By George Lardner Jr. and Juliet Eilperin
The move came as Gingrich sought to contain the damage, condemning "the circus" that took place within Indiana Republican Dan Burton's Government Oversight and Reform Committee and scolding Burton at a closed Republican Conference meeting for refusing to say that he was embarrassed by the episode.
But the speaker also exhorted Republicans to keep on the attack and concentrate their efforts on White House conduct. "The focus has got to be on the crimes that are being committed at the White House," one lawmaker quoted Gingrich as saying. "I want you to forget the word 'scandals,' and start using the word 'crimes.' "
Seizing on the GOP disarray, President Clinton criticized last week's release of selectively edited transcripts of the tapes that were routinely recorded last year while Hubbell, Clinton's first associate attorney general, was serving a federal prison term for defrauding his Little Rock law firm.
"I think it was clearly a violation of privacy of Mr. and Mrs. Hubbell," Clinton told reporters. "And I think virtually everyone in America now recognizes it was wrong to release selected portions of the tapes, apparently to create a false impression of what the whole record indicated."
Minority Leader Richard A. Gephardt (D-Mo.) accused Gingrich of "trying to evade any responsibility for the Burton tapes travesty.

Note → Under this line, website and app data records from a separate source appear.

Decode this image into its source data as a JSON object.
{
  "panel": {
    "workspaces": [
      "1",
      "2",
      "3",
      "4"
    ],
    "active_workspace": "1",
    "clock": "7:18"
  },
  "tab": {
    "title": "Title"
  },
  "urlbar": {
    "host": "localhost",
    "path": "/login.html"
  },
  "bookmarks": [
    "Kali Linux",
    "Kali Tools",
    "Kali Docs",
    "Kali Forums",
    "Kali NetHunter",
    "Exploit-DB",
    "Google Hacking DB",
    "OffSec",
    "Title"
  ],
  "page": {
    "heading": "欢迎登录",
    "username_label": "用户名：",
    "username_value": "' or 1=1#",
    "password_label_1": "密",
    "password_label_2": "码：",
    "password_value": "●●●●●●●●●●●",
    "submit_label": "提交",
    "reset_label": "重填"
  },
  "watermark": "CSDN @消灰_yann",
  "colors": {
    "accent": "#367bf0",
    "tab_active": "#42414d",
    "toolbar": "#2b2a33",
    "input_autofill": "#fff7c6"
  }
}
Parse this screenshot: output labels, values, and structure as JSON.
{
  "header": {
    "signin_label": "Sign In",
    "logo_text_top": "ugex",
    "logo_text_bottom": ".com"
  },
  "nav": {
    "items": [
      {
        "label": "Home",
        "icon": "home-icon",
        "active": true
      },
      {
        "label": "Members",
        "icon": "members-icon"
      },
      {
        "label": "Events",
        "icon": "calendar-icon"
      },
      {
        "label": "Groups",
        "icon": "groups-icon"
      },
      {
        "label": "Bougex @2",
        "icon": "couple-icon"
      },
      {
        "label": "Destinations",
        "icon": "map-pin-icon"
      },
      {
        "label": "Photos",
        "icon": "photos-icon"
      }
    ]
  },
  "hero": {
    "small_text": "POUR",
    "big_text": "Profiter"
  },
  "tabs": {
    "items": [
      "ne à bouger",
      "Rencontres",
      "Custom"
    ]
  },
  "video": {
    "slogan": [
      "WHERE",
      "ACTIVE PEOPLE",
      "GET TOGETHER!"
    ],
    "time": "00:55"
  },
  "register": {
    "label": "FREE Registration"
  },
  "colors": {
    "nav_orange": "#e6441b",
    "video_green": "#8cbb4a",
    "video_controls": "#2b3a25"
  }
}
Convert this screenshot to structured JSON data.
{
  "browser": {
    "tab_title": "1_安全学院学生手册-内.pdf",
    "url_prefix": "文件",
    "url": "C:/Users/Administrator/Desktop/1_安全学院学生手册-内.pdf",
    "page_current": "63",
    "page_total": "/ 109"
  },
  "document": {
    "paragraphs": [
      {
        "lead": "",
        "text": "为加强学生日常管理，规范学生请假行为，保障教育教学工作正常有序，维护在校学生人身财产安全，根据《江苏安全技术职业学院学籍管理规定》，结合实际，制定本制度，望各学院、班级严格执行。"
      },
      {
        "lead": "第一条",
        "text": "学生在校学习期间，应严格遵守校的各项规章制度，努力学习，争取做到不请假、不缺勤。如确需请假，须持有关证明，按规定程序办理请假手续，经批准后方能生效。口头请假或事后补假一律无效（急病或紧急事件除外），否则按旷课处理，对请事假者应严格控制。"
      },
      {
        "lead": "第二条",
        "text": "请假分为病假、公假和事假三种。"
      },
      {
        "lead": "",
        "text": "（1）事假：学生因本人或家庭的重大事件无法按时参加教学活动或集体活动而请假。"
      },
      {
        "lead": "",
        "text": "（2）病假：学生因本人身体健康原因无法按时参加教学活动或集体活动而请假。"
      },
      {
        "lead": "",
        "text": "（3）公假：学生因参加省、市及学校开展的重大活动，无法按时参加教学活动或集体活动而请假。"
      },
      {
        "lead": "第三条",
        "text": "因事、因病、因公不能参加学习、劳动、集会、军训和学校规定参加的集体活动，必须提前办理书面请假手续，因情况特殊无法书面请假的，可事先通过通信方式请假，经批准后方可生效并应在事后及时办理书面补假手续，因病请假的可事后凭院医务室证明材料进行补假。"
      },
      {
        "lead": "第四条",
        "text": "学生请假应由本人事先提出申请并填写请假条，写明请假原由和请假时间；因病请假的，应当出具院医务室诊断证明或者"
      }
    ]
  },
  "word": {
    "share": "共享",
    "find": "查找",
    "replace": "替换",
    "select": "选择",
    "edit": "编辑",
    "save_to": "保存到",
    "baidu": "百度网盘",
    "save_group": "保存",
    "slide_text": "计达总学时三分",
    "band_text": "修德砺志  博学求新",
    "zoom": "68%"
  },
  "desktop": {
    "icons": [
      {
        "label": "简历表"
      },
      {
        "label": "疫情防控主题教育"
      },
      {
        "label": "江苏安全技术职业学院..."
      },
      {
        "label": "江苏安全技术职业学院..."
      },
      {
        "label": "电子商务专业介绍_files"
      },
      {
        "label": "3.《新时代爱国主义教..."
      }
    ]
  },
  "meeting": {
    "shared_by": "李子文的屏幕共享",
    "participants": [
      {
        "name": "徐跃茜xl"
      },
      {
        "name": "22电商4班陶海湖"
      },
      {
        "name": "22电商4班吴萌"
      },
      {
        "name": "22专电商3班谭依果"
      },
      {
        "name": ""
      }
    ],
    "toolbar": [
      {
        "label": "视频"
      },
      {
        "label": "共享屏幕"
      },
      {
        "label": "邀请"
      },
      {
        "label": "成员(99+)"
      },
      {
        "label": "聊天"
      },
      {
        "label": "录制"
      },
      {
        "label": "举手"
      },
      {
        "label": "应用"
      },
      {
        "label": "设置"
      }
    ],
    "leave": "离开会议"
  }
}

"A committee staff member should not be made the scapegoat for Chairman Burton's mistakes, missteps, and misdeeds," Gephardt said. "After all, it wasn't a staff member who said he was 'out to get' the president. It wasn't a staff member who made the decision to release the edited tapes. The buck should stop with Chairman Burton, not his fall guy."
In a letter to Republican colleagues, Burton said his staff edited 150 hours of conversations down to "one hour of relevant material."
"Although the vast majority of the material was completely accurate, some mistakes and omissions were made," Burton said. "I take responsibility for those mistakes."
His hard-driving chief investigator, David Bossie, submitted a letter of resignation later in the day, saying that he wanted to blunt the "unjustified attacks" coming from House Democrats and the White House.
The editing and release of the Hubbell tapes, subpoenaed by the committee last year, was described by one insider as a "Dave Bossie project," opposed by the panel's chief counsel and other committee staffers but ultimately approved by Burton.
In meetings this week, Gingrich and other leaders have voiced their concerns over Burton's staff. While Burton defended his senior investigator publicly and said Bossie was leaving of his own accord, Gingrich told the conference yesterday that Bossie, who had survived repeated previous attempts, had been fired.
The speaker also emphasized repeatedly in private conversations with his colleagues that the GOP must professionalize its investigations of the executive branch and turn public attention back on misdeeds of the Clinton White House. Gingrich pointedly criticized the release of the tapes while Burton continued to defend his own conduct and that of his staff.
This contrast was evident during the GOP's closed conference meeting yesterday, when Gingrich apologized to his colleagues for how staffers distributed the tapes on Friday. When Burton shot back that he was not embarrassed, according to members who attended the meeting, Gingrich responded, "Then I'm embarrassed for you, I'm embarrassed for myself, and I'm embarrassed for the conference at the circus that went on at your committee."
The most controversial editing involved the deletion of a statement by Hubbell that first lady Hillary Rodham Clinton had "no idea" of billing irregularities at the Rose Law Firm where they both worked. Also deleted was an assertion by Hubbell that he was not being paid hush money to keep him from cooperating with independent counsel Kenneth W. Starr's Whitewater investigation.
In his resignation letter, Bossie said that "no one on the staff ever intentionally left anything out." The transcription and editing process, other aides said, was in the end a crash project aimed to coincide with last week's new indictment of Hubbell, his wife, his lawyer and his accountant on tax evasion charges.
"There was plenty of negative stuff that we didn't put in the transcripts," one committee source said. "And there were other tapes with negative information that we didn't put out at all."
One example was an Oct. 23, 1996, exchange between Hubbell and his accountant, Michael C. Schaufele, which might support Burton's charge that they were expecting, although they never got, a presidential pardon after Election Day. "If Bill wins," Schaufele told Hubbell, "and in some positive manner, he makes this go away -- I'm not real sure what will end up happening, and if that happens, then we can push through our first angle . . . which is to write a book about your experiences."
Gingrich also took hits from conservatives such as Floyd Brown, of Citizens United, host of a Seattle radio call-in show and a friend of Bossie. "Gingrich forced this thing, that's very clear," Brown said. "The guy has tried to micromanage the investigation every step of the way . . . I think he done himself tremendous harm with conservatives."
Staff writer Lloyd Grove contributed to this report.
© Copyright 1998 The Washington Post Company